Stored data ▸
[Start of Attachment]

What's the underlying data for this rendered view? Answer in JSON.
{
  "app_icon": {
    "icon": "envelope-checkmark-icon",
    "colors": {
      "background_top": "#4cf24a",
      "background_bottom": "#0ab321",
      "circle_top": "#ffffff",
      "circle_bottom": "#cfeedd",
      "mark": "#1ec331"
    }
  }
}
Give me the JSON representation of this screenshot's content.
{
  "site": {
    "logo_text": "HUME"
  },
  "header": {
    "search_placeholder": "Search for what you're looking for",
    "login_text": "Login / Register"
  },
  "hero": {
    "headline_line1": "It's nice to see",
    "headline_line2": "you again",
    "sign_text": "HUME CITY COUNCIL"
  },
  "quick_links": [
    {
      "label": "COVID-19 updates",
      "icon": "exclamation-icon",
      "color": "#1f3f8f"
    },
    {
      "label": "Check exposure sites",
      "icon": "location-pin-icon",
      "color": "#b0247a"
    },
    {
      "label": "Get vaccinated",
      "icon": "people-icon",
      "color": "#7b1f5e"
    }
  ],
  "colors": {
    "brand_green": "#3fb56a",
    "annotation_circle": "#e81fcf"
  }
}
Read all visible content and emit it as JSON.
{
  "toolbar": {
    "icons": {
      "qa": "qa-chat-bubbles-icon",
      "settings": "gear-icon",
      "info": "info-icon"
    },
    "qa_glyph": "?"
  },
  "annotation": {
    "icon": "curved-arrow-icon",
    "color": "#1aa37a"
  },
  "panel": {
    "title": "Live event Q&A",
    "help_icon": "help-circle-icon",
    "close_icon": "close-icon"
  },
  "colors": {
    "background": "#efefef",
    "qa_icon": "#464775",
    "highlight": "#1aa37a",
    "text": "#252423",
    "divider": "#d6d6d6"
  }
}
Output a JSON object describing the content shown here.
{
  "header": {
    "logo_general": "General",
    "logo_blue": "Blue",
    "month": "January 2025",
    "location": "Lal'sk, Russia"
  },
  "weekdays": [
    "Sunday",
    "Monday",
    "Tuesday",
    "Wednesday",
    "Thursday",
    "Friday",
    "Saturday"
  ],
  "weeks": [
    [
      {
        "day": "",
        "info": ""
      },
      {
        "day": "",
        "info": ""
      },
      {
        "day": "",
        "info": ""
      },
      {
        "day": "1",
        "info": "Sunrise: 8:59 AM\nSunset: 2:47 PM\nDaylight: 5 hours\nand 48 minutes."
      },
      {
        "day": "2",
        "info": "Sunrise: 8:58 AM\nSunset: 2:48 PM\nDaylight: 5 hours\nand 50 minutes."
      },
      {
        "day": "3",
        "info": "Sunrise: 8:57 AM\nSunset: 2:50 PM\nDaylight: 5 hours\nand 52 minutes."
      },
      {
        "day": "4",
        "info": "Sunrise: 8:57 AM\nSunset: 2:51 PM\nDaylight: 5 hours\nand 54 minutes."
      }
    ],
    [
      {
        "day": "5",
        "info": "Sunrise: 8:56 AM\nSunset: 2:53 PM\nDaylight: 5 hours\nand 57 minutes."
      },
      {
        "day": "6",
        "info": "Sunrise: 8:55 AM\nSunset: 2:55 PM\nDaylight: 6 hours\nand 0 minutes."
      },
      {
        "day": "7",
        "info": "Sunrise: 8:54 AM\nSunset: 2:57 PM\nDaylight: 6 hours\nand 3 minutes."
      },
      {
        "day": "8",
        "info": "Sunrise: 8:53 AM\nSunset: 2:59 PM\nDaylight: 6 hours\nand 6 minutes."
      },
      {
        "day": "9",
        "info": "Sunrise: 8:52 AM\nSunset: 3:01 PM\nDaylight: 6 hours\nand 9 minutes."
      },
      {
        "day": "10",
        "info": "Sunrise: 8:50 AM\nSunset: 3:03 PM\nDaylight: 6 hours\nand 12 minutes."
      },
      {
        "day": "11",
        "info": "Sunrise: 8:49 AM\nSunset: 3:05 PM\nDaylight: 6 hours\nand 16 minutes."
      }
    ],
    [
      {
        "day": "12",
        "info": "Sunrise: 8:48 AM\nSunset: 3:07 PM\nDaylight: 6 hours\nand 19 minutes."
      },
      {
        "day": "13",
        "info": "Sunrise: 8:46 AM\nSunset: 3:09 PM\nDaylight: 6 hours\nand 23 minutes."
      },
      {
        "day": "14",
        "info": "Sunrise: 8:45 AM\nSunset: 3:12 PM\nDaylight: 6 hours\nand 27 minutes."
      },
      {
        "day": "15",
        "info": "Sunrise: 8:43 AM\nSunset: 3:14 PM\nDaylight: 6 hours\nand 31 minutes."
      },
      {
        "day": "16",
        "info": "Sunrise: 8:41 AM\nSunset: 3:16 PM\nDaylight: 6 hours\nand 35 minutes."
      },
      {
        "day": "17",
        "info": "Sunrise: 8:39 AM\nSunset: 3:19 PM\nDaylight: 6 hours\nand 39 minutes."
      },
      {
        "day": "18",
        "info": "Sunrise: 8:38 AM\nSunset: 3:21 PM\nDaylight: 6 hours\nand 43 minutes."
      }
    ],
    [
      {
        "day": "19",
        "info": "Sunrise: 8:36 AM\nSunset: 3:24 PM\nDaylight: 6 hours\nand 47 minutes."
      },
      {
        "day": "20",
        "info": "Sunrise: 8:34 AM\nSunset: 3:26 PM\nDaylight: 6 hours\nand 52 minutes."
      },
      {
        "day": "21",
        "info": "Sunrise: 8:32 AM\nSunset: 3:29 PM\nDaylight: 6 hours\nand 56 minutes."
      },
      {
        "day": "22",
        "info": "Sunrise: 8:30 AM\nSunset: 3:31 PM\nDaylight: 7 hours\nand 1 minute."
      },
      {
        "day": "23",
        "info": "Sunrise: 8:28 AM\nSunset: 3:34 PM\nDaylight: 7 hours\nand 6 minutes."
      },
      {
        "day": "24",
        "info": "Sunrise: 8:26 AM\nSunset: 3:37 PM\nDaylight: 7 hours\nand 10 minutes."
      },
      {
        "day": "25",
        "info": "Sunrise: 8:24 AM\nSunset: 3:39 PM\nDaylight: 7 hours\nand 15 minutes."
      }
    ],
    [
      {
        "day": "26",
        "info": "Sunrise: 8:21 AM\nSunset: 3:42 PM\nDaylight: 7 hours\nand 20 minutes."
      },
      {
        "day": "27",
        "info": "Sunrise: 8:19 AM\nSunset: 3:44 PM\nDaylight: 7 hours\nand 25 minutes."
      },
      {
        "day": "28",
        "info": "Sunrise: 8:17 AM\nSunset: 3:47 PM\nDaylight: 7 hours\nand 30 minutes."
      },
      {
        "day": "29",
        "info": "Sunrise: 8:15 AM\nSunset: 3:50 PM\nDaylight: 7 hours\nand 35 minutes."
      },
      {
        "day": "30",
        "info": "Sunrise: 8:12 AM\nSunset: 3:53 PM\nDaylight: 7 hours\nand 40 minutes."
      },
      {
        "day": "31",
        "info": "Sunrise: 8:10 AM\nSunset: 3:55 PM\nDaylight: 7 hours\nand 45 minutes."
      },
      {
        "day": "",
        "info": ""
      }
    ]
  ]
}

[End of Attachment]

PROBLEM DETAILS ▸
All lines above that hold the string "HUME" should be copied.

FINISHED TASK ▸
    "logo_text": "HUME"
    "sign_text": "HUME CITY COUNCIL"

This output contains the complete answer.